Everyone sees their parents in a certain way. That special relationship between a parent and a child is an inescapable part of life that requires love, devotion and hard work to grow as the kind of love that defines what it means to be a family.
Like most teenagers in the 10th grade, I saw my parents as an obstacle when it came to Friday nights and being with my friends. So naturally when my parents told me I would be spending my spring break in Puerto Rico alone with them and have no cell service, I was very disappointed.
On the bright side, I would be in Puerto Rico, so I devised a plan. I would try to ignore the annoying quirks of my parents making best of my first (almost) out-of-country experience. To my pleasant surprise, I was able to enjoy myself the first day. I could not help but be enthralled by the surreal Puerto Rican paradise. We had outings planned together every day. We visited ancient forts El Morro and San Cristobal, soft brown sugar beaches, high fashion shops, and saw the Cathedral of San Juan where Ponce De Leon is buried in Old San Juan. We hiked four hours through the El Yunque NationalRainforest,saw La Mina Falls,and examined tree sap that burns like turpentine. Slowly my grip on 21st century technology began to slip away and instead of wanting to text my friends I looked forward to night canoeing on a bioluminescent bay.
By the time Thursday rolled around, I actually was excited about going on a zip line through the El Yunque. As I strapped into my harness and watched mom and dad make a fool of themselves, I realized I was having fun- with my parents! I was not just seeing a different view of them in a literal way, though it was pretty hilarious to see mom helplessly trying to pull herself along the course and dad zooming by in his little shorts, but I was also seeing that they were just so much more to me than ordinary people. I was starting to see that my parents were, had always been, and would always be, special to me.
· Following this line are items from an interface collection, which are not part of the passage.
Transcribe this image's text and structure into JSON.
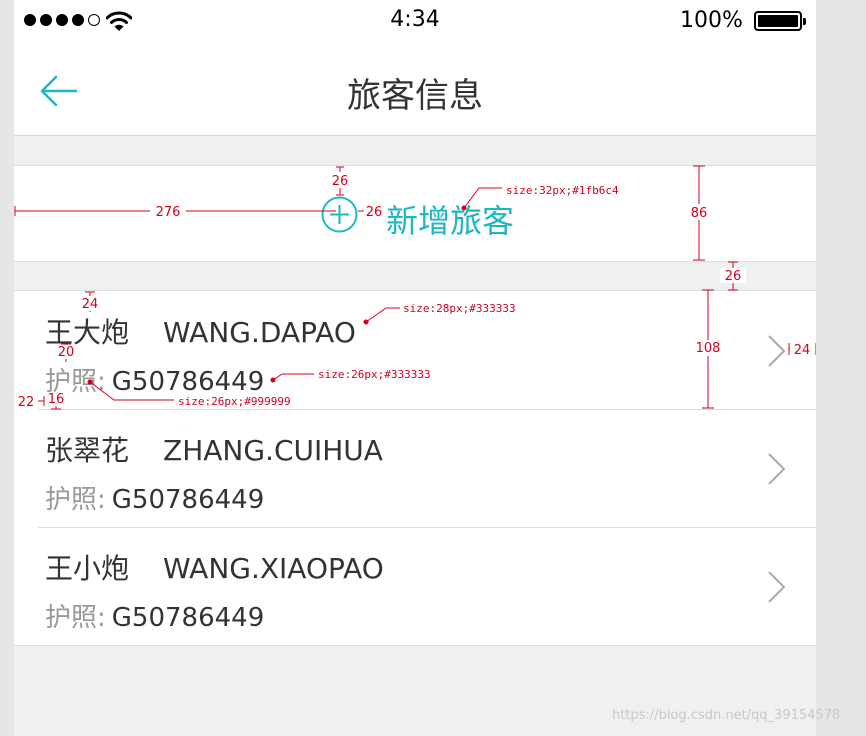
{
  "status_bar": {
    "signal_bars": 5,
    "signal_filled": 4,
    "time": "4:34",
    "battery_text": "100%",
    "battery_level": 1.0
  },
  "nav": {
    "back_icon": "arrow-left-icon",
    "title": "旅客信息"
  },
  "add_passenger": {
    "icon": "plus-circle-icon",
    "label": "新增旅客"
  },
  "passengers": [
    {
      "name_cn": "王大炮",
      "name_py": "WANG.DAPAO",
      "passport_label": "护照:",
      "passport_no": "G50786449"
    },
    {
      "name_cn": "张翠花",
      "name_py": "ZHANG.CUIHUA",
      "passport_label": "护照:",
      "passport_no": "G50786449"
    },
    {
      "name_cn": "王小炮",
      "name_py": "WANG.XIAOPAO",
      "passport_label": "护照:",
      "passport_no": "G50786449"
    }
  ],
  "annotations": {
    "add_plus_size": "26",
    "add_left_margin": "276",
    "add_gap": "26",
    "add_row_height": "86",
    "gap_height": "26",
    "add_font": "size:32px;#1fb6c4",
    "top_padding": "24",
    "line_gap": "20",
    "bottom_padding": "16",
    "left_padding": "22",
    "row_height": "108",
    "right_padding": "24",
    "name_font": "size:28px;#333333",
    "passport_no_font": "size:26px;#333333",
    "passport_label_font": "size:26px;#999999"
  },
  "colors": {
    "accent": "#1fb6c4",
    "text_primary": "#333333",
    "text_secondary": "#999999",
    "annotation": "#d0021b",
    "background": "#f0f0f0"
  },
  "watermark": "https://blog.csdn.net/qq_39154578"
}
It was not until our last day in Puerto Rico that I finally understood the change I had experienced throughout the week. I wanted to go horseback riding along the edge of the El Yunque in the morning before our flight back to Atlanta. I was a little disappointed when my parents said they did not want to go. To my surprise, however, they said I could go with another family we had met while doing the Zip Line, but the surprise was on me because I missed my family. The entire time I was on the trail, I wished my parents would have been there to share this last image of Puerto Rico with me, but the joy I felt at seeing them when I returned to the hotel was one of the happiest reunions.
While in Puerto Rico, I discovered a lot about life outside the United States, learned the local culture and history of Puerto Rico, experienced natural phenomena and even tasted a plantain, but it is what I realized about my parents that changed me the most. Something about the magic of Puerto Rico made me see the love that they shower me with everyday. It took riding bareback down a tropical rainforest alone to recognize that my love for them was more beautiful than the rising of a Puerto Rico Sun.
Dear Reader: This page may contain affiliate links which may earn a commission if you click through and make a purchase. Our independent journalism is not influenced by any advertiser or commercial initiative unless it is clearly marked as sponsored content. As travel products change, please be sure to reconfirm all details and stay up to date with current events to ensure a safe and successful trip.